Spotify seems to have been happy for fans to do their listening on Spotify and to leave the stanning and the fan chatter to happen on other social platforms. It’s possibly partially due to the fear of being seen as creating a “social network for music” – perhaps the most cursed words in tech – but slowly, this has started to change. Recently there has been a marked effort to engage fans and to encourage new artist interaction in some fairly prominent ways: like ‘canvas’ videos which can be shared online, it’s snapchat-like Clips feature, and a songwriter hub site called Notable.
The latter, which was developed to showcase songwriters by pulling information and songs together in one place, is now building on this by launching Noteable Releases, the first of Spotify’s flagship weekly playlists that specifically showcases the work of songwriters and producers. It’s so that fans can discover music from a songwriting angle, and the playlist has accompanying Spotify Clips where songwriters discuss their process, including Finneas O’Connell.
The O’Connell family segues us nicely to the next of Spotify’s explorations into expanding the feature set of their platform: as part of the launch of Billie Eilish (O’Connell)’s new album, it has created the first in-platform “artist hub”, with exclusive content created by Eilish.

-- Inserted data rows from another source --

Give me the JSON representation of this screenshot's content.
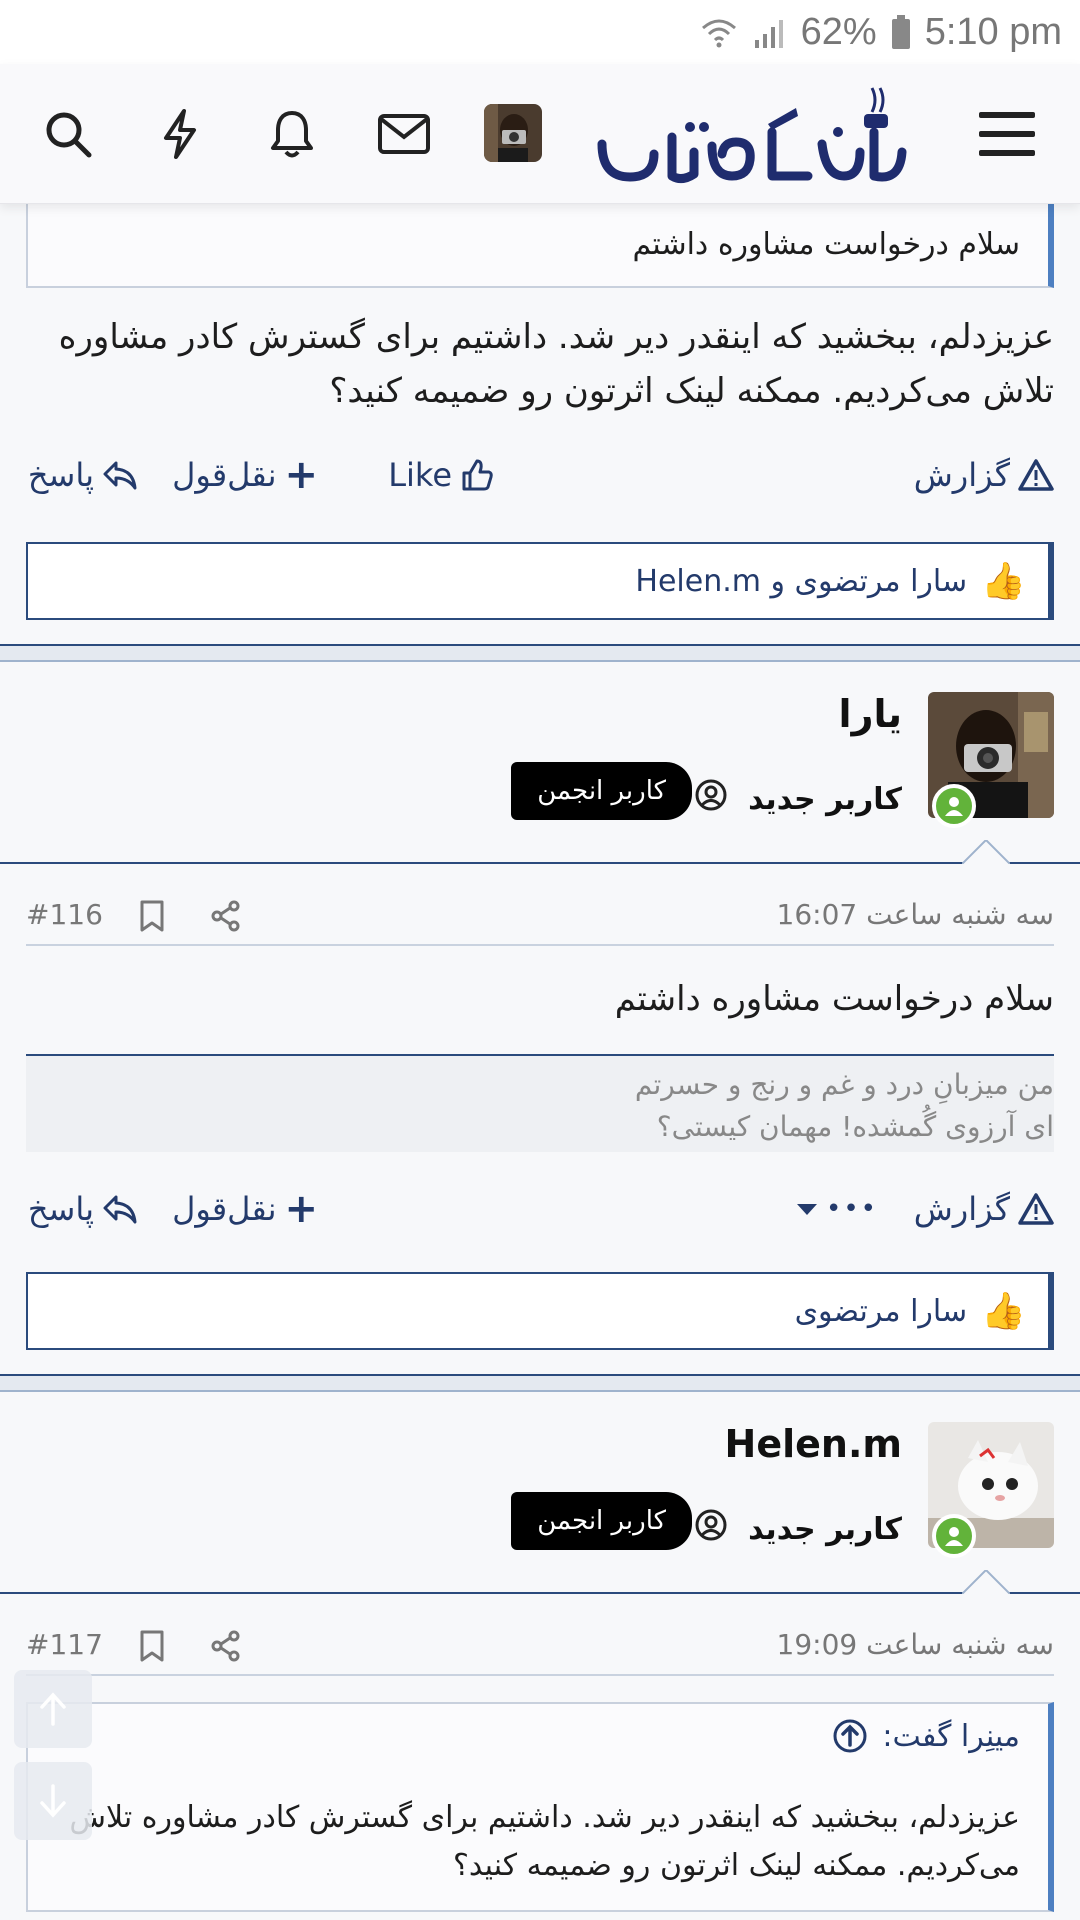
{
  "status_bar": {
    "battery": "62%",
    "time": "5:10 pm"
  },
  "header": {
    "logo_alt": "دافه‌نویسان",
    "icons": [
      "menu-icon",
      "search-icon",
      "bolt-icon",
      "bell-icon",
      "mail-icon"
    ]
  },
  "post_prev": {
    "quote_text": "سلام درخواست مشاوره داشتم",
    "body": "عزیزدلم، ببخشید که اینقدر دیر شد. داشتیم برای گسترش کادر مشاوره تلاش می‌کردیم. ممکنه لینک اثرتون رو ضمیمه کنید؟",
    "actions": {
      "report": "گزارش",
      "like": "Like",
      "quote": "نقل‌قول",
      "reply": "پاسخ"
    },
    "likes": "سارا مرتضوی و Helen.m"
  },
  "post_116": {
    "username": "یارا",
    "user_title": "کاربر جدید",
    "badge": "کاربر انجمن",
    "date": "سه شنبه ساعت 16:07",
    "number": "#116",
    "body": "سلام درخواست مشاوره داشتم",
    "signature": [
      "من میزبانِ درد و غم و رنج و حسرتم",
      "ای آرزوی گُمشده! مهمان کیستی؟"
    ],
    "actions": {
      "report": "گزارش",
      "more": "•••",
      "quote": "نقل‌قول",
      "reply": "پاسخ"
    },
    "likes": "سارا مرتضوی"
  },
  "post_117": {
    "username": "Helen.m",
    "user_title": "کاربر جدید",
    "badge": "کاربر انجمن",
    "date": "سه شنبه ساعت 19:09",
    "number": "#117",
    "quote_author": "مینِرا گفت:",
    "quote_body": "عزیزدلم، ببخشید که اینقدر دیر شد. داشتیم برای گسترش کادر مشاوره تلاش می‌کردیم. ممکنه لینک اثرتون رو ضمیمه کنید؟"
  },
  "colors": {
    "brand": "#233a6b",
    "accent": "#4d7fc1",
    "online": "#62b33a"
  }
}
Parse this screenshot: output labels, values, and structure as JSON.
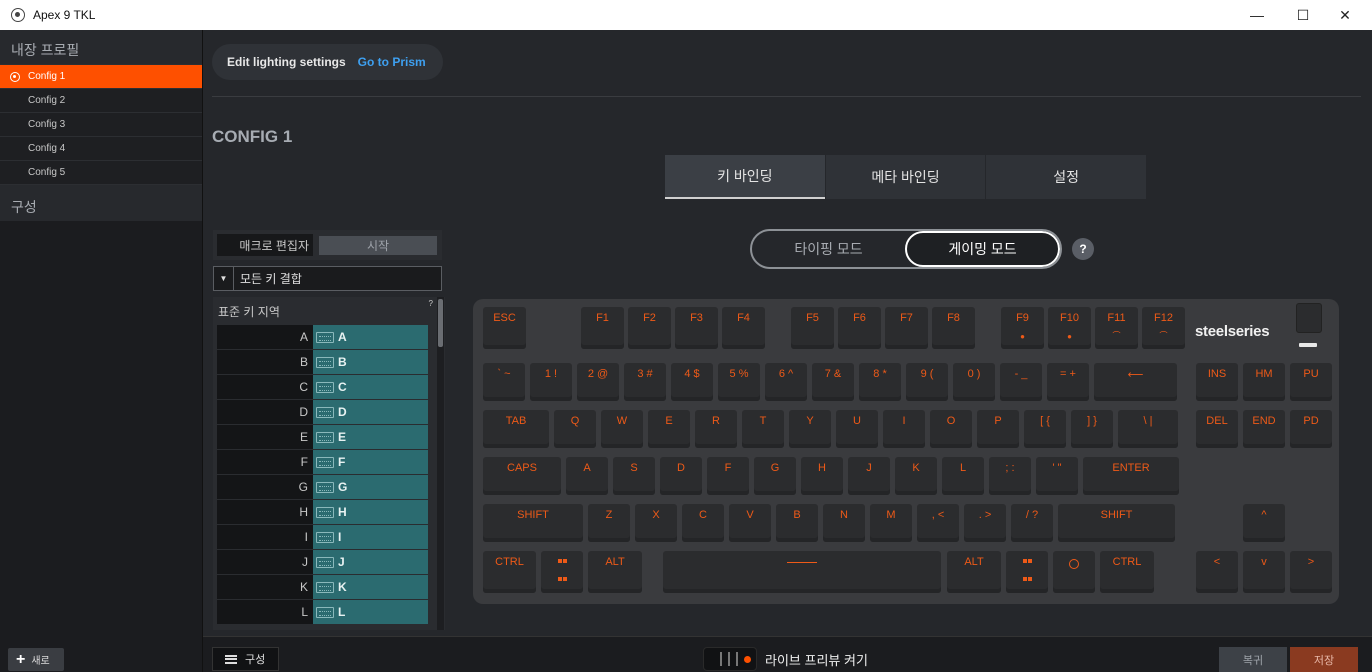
{
  "window": {
    "title": "Apex 9 TKL"
  },
  "sidebar": {
    "profiles_heading": "내장 프로필",
    "configs": [
      "Config 1",
      "Config 2",
      "Config 3",
      "Config 4",
      "Config 5"
    ],
    "active_config": "Config 1",
    "section_heading": "구성",
    "new_button": "새로"
  },
  "header": {
    "edit_label": "Edit lighting settings",
    "prism_link": "Go to Prism"
  },
  "config_title": "CONFIG 1",
  "tabs": [
    "키 바인딩",
    "메타 바인딩",
    "설정"
  ],
  "active_tab": "키 바인딩",
  "modes": {
    "typing": "타이핑 모드",
    "gaming": "게이밍 모드",
    "active": "게이밍 모드",
    "help": "?"
  },
  "macro": {
    "editor_label": "매크로 편집자",
    "start_button": "시작"
  },
  "key_combo": {
    "selected": "모든 키 결합"
  },
  "key_list": {
    "heading": "표준 키 지역",
    "help": "?",
    "rows": [
      {
        "key": "A",
        "binding": "A"
      },
      {
        "key": "B",
        "binding": "B"
      },
      {
        "key": "C",
        "binding": "C"
      },
      {
        "key": "D",
        "binding": "D"
      },
      {
        "key": "E",
        "binding": "E"
      },
      {
        "key": "F",
        "binding": "F"
      },
      {
        "key": "G",
        "binding": "G"
      },
      {
        "key": "H",
        "binding": "H"
      },
      {
        "key": "I",
        "binding": "I"
      },
      {
        "key": "J",
        "binding": "J"
      },
      {
        "key": "K",
        "binding": "K"
      },
      {
        "key": "L",
        "binding": "L"
      }
    ]
  },
  "keyboard": {
    "brand": "steelseries",
    "accent_color": "#ee5a18",
    "rows": [
      [
        "ESC",
        "F1",
        "F2",
        "F3",
        "F4",
        "F5",
        "F6",
        "F7",
        "F8",
        "F9",
        "F10",
        "F11",
        "F12"
      ],
      [
        "` ~",
        "1 !",
        "2 @",
        "3 #",
        "4 $",
        "5 %",
        "6 ^",
        "7 &",
        "8 *",
        "9 (",
        "0 )",
        "- _",
        "= +",
        "⟵",
        "INS",
        "HM",
        "PU"
      ],
      [
        "TAB",
        "Q",
        "W",
        "E",
        "R",
        "T",
        "Y",
        "U",
        "I",
        "O",
        "P",
        "[ {",
        "] }",
        "\\ |",
        "DEL",
        "END",
        "PD"
      ],
      [
        "CAPS",
        "A",
        "S",
        "D",
        "F",
        "G",
        "H",
        "J",
        "K",
        "L",
        "; :",
        "' \"",
        "ENTER"
      ],
      [
        "SHIFT",
        "Z",
        "X",
        "C",
        "V",
        "B",
        "N",
        "M",
        ", <",
        ". >",
        "/ ?",
        "SHIFT",
        "^"
      ],
      [
        "CTRL",
        "windows-icon",
        "ALT",
        "space",
        "ALT",
        "windows-icon",
        "steelseries-icon",
        "CTRL",
        "<",
        "v",
        ">"
      ]
    ]
  },
  "footer": {
    "config_button": "구성",
    "live_preview": "라이브 프리뷰 켜기",
    "revert_button": "복귀",
    "save_button": "저장"
  }
}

At the centre are three playlists designed to be an enhanced album experience in three different formats: “Fan Mode,” “Billie Mode,” and “Lyric Mode” which uses Canvas, Storylines, and Playlist Clips in some interesting ways – Lyric Mode, for instance, features audio of Eilish talking about each lyric. “Billie mode” feature exclusive videos and “Fan mode” has a soundscape of audio sent to her from fans.
While both of these efforts are still fairly broadcast-only (fans can’t communicate or share anything in-app), they are steps towards the kind of enhanced functionality where artists, songwriters and playlists become points for fans to gather. Maybe the learnings from live audio platform Greenroom will be instructive, as Spotify starts to allow users to create content and group together.
Greenroom is not built into the main Spotify app (yet…), but fan groups are beginning to cluster there, and making a single destination for fans to consume, geek out, and shout about their fandom may start to become an obvious next step.